The explosions were reported exclusively by WND Jan. 24, with updates Jan. 27, Jan. 29, Jan. 30 and Jan. 31. WND previously reported the trapped workers included 16 North Koreans: 14 technicians and two military attaches.
The source said many of the centrifuges have been destroyed and rescuers have still not accessed the reserves of the stock of 20-percent enriched uranium to #$%$ the level of radiation.
The International Atomic Energy Agency has not visited the site since the explosions despite media rumors, the source said. Because the regime’s Ministry of Defense covers the project at Fordow, officials of Iran’s Atomic Energy Organization were allowed to visit it Jan. 5.
In an unusual move, the IAEA issued a brief statement Jan. 29: “We understand that Iran has denied that there has been an incident at Fordow. This is consistent with our observations.”
IAEA spokeswoman Gill Tudor emailed that response to reporters. However, when pushed by WND, Tudor could neither confirm nor deny the incident had taken place and did not say whether inspectors had visited the site after the explosions, despite media reports.

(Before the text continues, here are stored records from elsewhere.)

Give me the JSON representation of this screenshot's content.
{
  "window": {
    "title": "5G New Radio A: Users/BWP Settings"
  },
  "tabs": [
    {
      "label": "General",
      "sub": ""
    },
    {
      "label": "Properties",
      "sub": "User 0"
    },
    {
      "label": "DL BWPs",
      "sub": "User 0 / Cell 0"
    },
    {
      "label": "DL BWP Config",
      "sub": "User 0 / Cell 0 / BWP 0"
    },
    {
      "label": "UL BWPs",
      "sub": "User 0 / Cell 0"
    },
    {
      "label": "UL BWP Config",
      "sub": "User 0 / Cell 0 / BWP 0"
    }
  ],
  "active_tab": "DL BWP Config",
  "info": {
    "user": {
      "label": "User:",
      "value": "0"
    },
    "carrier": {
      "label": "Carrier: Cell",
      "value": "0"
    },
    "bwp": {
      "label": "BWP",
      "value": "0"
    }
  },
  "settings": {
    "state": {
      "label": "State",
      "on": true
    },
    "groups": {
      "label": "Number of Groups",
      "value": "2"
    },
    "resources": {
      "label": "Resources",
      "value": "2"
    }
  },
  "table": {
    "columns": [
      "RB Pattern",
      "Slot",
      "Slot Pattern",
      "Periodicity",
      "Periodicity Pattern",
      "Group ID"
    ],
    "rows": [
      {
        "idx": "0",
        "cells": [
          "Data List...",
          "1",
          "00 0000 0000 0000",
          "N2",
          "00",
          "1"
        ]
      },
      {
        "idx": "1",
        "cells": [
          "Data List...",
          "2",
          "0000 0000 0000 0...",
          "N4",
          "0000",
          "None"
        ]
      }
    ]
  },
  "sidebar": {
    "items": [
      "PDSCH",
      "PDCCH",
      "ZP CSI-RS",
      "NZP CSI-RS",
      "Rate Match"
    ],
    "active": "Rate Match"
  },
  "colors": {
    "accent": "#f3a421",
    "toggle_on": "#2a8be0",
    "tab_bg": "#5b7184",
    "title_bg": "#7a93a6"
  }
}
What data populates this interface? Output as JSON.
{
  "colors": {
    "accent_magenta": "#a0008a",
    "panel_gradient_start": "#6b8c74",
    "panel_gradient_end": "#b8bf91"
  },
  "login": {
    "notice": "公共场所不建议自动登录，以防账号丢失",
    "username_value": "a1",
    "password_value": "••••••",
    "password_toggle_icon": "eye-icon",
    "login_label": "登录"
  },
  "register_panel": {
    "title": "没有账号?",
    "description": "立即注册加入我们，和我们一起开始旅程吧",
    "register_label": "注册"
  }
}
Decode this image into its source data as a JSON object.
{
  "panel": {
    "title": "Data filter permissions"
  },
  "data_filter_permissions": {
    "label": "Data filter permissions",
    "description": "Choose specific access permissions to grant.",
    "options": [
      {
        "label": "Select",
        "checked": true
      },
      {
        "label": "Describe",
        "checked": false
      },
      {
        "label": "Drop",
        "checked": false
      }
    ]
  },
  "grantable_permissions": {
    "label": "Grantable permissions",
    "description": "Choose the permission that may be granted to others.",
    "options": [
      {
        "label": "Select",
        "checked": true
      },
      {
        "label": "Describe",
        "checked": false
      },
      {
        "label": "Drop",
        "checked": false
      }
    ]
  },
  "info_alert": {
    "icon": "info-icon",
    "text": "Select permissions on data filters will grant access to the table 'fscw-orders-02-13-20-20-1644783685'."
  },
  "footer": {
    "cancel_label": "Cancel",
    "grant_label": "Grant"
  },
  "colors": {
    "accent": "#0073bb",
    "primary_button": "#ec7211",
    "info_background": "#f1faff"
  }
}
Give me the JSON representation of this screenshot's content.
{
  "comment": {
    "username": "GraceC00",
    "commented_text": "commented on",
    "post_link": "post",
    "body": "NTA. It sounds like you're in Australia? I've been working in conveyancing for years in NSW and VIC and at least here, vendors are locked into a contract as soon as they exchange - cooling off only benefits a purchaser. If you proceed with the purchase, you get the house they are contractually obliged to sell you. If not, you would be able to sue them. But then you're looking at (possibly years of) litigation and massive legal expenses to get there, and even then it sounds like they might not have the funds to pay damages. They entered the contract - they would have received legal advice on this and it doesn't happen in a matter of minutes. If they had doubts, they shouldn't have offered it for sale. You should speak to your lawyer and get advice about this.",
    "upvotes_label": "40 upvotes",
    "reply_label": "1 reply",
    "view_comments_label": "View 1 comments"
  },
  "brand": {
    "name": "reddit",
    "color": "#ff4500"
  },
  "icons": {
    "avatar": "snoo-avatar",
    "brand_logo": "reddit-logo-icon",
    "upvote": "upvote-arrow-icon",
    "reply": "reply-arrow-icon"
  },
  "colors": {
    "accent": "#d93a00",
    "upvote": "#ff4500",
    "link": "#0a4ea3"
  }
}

Defense Minister Ahmad Vahidi, representatives of the supreme leader and intelligence officers from both the Ministry of Intelligence and the Revolutionary Guards have visited parts of the site that have been cleared as secure. A counterintelligence committee has been formed to investigate the incident, which already has been called an act of sabotage, with Israel the prime suspect.
The regime is debating how to explain the incident at a later date depending on the level of destruction, the source said. But because of internal rifts among President Mahmoud Ahmadinejad, supreme leader Ayatollah Ali Khamenei and the Majlis (parliament), Ahmadinejad or others connected to his team will soon reveal the incident.
Regime media have solely based their denial that the explosions occurred on a statement by White House spokesman Jay Carney, who told reporters Jan. 28: “We have no information to confirm the allegations in the (WND) report, and we do not believe the report is credible.”
However, the Islamic regime’s official news agency, IRNA, in a report Jan. 30, called WND a “mouthpiece of the CIA” and its reporting mere propaganda by the West before the start of renewed negotiations between Iran and the 5-plus-1 powers – the United States, Britain, France, Russia and China, plus Germany.